Every residential estate understands the need for a people-focused environment, but a few truly stand out as accessible, integrated and human-centric.
People have always been an important element in estates. But, in an age where inclusion is expected, estate managers and developers now have to ask the question: ‘How community-friendly is our estate?’
At a basic level, community is about connections with other people – who, in the case of a residential estate, are your neighbours and fellow residents. Most estates work hard to facilitate this kind of engagement, either through card games in the community hall or through social meetings and get-togethers.
Mzuri Residential Estate, located on the outskirts of Somerset West, recently completed a six-month, R25 million infrastructure upgrade to improve its roads, water, sewerage, electricity and stormwater. It was, in the grand scheme of things, a fairly standard operation, but the comments of Mark Teuchert, MD of Lazercor Developments, really stood out.
‘The improved road network will unlock the full potential of the greater property, and will allow even better access for property owners at the estate as well as residential neighbours,’ he said.

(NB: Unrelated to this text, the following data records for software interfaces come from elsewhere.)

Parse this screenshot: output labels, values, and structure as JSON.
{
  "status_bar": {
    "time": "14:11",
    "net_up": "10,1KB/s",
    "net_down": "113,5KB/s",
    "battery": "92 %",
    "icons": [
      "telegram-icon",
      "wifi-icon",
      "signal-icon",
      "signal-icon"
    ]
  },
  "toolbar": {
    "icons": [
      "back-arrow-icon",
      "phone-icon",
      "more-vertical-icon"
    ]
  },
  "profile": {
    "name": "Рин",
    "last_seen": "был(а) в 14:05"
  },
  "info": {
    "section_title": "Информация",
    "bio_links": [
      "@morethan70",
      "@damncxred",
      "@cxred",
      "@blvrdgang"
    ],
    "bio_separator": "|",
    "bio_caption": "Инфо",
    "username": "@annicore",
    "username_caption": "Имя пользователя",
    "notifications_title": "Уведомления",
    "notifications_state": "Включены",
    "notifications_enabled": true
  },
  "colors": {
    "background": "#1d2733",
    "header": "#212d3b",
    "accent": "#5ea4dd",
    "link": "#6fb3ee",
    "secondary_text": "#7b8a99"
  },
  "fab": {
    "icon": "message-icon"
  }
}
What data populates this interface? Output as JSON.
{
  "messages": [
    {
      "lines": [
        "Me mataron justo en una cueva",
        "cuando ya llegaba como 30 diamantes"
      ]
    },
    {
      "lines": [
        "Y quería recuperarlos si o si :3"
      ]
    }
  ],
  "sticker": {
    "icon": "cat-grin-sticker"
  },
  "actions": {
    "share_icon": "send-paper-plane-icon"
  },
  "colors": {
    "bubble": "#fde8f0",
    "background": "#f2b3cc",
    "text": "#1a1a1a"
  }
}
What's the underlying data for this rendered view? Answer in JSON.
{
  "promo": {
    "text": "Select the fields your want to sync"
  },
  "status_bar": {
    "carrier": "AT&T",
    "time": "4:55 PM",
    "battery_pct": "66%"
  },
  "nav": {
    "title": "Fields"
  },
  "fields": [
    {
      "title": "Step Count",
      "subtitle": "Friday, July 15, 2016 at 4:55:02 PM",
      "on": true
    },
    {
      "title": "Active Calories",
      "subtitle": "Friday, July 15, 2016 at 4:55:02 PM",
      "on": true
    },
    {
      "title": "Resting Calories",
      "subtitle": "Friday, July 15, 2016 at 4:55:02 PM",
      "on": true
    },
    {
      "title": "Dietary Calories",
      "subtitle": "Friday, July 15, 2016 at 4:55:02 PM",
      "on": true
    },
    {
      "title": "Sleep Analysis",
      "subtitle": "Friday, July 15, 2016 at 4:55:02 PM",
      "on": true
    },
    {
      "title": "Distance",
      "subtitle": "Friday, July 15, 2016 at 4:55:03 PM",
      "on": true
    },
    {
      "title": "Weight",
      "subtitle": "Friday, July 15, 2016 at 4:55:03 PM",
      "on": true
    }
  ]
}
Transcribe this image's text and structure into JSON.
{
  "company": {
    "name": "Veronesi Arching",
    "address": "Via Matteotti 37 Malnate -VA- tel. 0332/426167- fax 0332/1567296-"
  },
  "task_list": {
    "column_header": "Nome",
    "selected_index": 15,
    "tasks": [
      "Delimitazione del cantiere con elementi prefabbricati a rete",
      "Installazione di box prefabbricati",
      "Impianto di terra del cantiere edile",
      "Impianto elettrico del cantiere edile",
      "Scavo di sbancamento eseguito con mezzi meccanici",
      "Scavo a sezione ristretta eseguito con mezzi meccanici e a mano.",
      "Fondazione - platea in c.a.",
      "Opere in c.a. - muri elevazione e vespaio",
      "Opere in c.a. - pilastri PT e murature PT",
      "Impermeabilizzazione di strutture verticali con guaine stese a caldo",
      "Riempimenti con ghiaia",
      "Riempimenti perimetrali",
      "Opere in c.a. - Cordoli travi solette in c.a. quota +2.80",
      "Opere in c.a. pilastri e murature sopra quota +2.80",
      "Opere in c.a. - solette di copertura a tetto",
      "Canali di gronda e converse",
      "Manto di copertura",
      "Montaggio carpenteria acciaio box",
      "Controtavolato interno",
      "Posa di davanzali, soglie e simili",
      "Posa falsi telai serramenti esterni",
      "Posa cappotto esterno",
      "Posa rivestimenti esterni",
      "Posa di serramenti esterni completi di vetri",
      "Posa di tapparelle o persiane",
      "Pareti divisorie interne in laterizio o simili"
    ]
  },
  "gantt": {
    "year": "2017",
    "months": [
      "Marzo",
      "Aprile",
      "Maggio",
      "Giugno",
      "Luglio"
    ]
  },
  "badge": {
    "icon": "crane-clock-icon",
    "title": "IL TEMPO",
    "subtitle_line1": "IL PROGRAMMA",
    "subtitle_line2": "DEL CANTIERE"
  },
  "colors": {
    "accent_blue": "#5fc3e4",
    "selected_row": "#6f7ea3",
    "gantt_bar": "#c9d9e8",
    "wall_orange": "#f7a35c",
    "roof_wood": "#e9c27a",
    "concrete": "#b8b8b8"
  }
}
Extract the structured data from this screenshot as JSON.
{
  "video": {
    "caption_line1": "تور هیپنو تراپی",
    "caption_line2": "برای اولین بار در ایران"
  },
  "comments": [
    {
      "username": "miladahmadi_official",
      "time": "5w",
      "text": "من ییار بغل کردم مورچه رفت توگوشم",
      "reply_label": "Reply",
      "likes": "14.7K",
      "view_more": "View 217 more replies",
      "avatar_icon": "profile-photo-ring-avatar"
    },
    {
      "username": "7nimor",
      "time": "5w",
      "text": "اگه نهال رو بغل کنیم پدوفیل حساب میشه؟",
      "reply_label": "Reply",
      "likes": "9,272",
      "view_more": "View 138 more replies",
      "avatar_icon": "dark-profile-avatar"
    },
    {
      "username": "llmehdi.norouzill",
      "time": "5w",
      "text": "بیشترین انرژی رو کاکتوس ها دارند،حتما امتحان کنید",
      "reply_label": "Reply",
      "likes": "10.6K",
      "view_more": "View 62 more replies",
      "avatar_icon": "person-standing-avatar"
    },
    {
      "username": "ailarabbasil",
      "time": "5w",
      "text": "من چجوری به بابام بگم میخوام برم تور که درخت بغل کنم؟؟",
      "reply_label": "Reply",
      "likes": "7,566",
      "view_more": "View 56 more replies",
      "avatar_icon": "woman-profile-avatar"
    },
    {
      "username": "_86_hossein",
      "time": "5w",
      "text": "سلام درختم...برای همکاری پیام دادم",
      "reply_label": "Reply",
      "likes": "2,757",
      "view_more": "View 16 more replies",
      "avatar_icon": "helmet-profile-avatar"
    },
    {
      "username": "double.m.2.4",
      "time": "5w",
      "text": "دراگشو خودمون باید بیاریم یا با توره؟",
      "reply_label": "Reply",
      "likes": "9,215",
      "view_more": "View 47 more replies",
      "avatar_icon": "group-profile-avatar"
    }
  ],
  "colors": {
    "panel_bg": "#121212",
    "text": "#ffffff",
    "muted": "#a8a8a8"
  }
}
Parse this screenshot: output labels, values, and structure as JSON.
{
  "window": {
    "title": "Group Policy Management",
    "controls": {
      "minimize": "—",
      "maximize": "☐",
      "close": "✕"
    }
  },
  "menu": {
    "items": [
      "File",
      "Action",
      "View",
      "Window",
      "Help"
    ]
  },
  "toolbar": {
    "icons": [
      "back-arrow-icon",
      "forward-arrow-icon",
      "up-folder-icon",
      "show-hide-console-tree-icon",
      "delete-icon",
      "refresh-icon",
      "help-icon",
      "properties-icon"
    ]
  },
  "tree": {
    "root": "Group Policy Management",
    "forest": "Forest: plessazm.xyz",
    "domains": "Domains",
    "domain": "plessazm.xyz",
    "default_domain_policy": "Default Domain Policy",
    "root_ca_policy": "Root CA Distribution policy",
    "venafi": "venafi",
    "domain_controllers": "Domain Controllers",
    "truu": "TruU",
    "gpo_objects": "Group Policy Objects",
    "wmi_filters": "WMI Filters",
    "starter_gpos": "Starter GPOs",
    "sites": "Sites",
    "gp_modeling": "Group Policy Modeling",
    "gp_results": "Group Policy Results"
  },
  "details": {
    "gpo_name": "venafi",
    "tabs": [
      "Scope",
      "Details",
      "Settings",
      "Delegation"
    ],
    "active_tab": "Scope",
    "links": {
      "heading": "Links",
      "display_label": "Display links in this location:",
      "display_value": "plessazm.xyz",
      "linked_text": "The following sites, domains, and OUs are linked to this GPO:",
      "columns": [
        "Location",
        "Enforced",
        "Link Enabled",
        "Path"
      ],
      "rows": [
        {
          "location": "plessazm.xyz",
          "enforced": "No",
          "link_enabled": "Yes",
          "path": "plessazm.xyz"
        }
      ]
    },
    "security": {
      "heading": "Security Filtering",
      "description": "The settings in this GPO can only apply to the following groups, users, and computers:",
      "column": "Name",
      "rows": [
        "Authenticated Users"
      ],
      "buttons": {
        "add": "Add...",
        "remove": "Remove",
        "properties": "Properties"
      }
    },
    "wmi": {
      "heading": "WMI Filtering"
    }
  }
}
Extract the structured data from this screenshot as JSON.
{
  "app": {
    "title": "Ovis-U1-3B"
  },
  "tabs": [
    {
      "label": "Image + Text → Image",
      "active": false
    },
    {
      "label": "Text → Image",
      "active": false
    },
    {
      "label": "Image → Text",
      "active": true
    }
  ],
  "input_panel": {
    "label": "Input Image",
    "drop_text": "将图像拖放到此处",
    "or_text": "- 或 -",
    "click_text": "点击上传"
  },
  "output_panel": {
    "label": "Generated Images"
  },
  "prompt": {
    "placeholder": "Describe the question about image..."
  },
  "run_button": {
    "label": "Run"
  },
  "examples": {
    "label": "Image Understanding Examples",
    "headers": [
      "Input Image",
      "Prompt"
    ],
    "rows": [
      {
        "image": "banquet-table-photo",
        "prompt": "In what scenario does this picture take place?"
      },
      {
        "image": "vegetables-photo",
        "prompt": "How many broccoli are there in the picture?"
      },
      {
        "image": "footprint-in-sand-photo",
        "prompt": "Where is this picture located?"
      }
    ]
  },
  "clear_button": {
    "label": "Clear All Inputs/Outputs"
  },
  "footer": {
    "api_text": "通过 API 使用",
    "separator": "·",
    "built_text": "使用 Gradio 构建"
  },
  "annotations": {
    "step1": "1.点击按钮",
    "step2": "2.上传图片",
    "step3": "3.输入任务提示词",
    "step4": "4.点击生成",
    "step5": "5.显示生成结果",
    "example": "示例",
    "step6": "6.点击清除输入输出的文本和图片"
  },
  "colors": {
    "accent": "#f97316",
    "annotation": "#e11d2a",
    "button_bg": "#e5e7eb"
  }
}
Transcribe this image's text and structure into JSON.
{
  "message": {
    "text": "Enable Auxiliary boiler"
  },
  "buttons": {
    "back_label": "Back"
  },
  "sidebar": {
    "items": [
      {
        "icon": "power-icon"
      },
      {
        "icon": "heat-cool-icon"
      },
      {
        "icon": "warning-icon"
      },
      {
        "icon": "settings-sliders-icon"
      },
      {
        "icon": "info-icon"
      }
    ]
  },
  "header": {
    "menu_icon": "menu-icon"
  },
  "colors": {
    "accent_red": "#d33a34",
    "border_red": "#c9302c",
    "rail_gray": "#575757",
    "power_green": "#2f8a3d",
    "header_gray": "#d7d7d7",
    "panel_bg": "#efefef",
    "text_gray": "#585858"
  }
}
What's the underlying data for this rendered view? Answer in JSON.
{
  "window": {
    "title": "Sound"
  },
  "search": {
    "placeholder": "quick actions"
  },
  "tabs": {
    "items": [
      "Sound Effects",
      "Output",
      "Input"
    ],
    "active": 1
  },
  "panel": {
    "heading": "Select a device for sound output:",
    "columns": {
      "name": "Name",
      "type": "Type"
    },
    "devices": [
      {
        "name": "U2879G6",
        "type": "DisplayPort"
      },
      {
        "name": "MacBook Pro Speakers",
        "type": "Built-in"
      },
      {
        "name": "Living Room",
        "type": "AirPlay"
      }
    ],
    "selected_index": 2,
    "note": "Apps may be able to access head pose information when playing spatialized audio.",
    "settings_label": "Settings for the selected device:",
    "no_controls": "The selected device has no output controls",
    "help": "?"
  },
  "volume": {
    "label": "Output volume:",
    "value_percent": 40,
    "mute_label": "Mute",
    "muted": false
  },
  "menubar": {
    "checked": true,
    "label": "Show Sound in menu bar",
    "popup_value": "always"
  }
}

His sentiments were clear: while the upgrades were good for the estate’s property values, they also made life easier for the residents and the wider community. The issue of community focus is a significant trend in the estate space right now, as the focus shifts from property to people.
Kyalami Estates, for example, offer numerous clubs and sporting and/or social activities. If you or your family don’t find something that suits you among the drama academy, cycle club, running club, walking club, social squash league, ballet school, wine society, yoga, dance or moms-and-tots gatherings, you probably aren’t looking hard enough.
Meanwhile, despite – or perhaps because of – its 1,200 homes, Dainfern Golf and Residential Estate is divided into small villages, each with its own character, and all sharing in regular community events and activities. Again, you’ve got a yoga club, running club, bridge club, dance club … all aimed at fostering that sense of community.
Estate management and boards need to engage with the broader community – as Simbithi Eco-Estate on KwaZulu-Natal’s north coast confirms. Simbithi’s CSR work includes the Partners for Possibility (PfP) initiative, which sees nine business leaders connecting with nine principals from neighbouring schools.
Simbithi Eco-Estate General Manager Malcolm Samuel, who partnered with RA Padayachee School principal Aleen Maharaj, explained the thinking behind this in an interview with the local North Coast Courier.
‘Simbithi embarked on a community social investment engagement with our neighbouring communities, specifically Shakashead,’ he said.
‘Most individuals who live in Shakashead and surrounding areas find employment at Simbithi. In return, the Simbithi board found it appropriate to partner with the community in their attempt to be socially responsible. I use the word “partner” as we did not want to adopt, handout or undignify anyone by what we were going to do. We believed that some of the social and economic issues that the communities around us faced were a shared responsibility. And choosing to partner with the community was a more dignified approach.’
Numerous estates across South Africa engage in community outreach or charity work, with some enabling residents to donate to local projects via their mobile apps. Val de Vie even has a faith-based foundation that does tremendous good in the Paarl-Franschhoek Valley. Its efforts include developing a local junior school rugby tournament, and recruiting staff from local disadvantaged communities.
Over and above the community spirit, almost every South African residential estate has security as its main selling point. But here’s the thing with security: the fences, checkpoints and gates that prevent intruder access can – if managed poorly – impede resident access. You want to slip out to the shops down the road? No chance if you don’t have your access disc.
That’s where an estate like Thesen Islands gets it right, with pedestrian bridges seamlessly and securely linking the estate to Knyna’s town centre.
Access within the estate is also focused on the human experience, with a pedestrian- and bike-friendly environment allowing residents (especially children) to move around safely and freely. Traffic circles and arched bridges enforce the 30km/h speed limit, while tall plants and swales create a barrier between cars and pedestrians.
Pedestrian mobility must be a consideration for people-focused residential estates. How far do visitors have to walk to get from where they park to where you live? How far do staff have to walk from the gate to where they work? While safety is, understandably, of paramount importance, it needs to be balanced against the needs of the people it’s seeking to protect.
Ultimately, then, to measure how people-friendly an estate is, you have to consider its efficiency.
How easy is it for residents to come and go, to make friends, to connect with each other? How accessible is the estate, both in terms of transport and in terms of whether its broader community sees it as a friendly neighbour or a distant castle on a hill? Do the pedestrian paths allow for easy movement? Are the common areas well ventilated? Do the environmental interventions allow eco-estates to effectively fulfil their commitment to sustainability?
While these are tough questions, most South African estates can answer them positively. But those that really put in the work to make life easier for their residents, staff and neighbouring communities are starting to emerge as the places where you’d really want to live.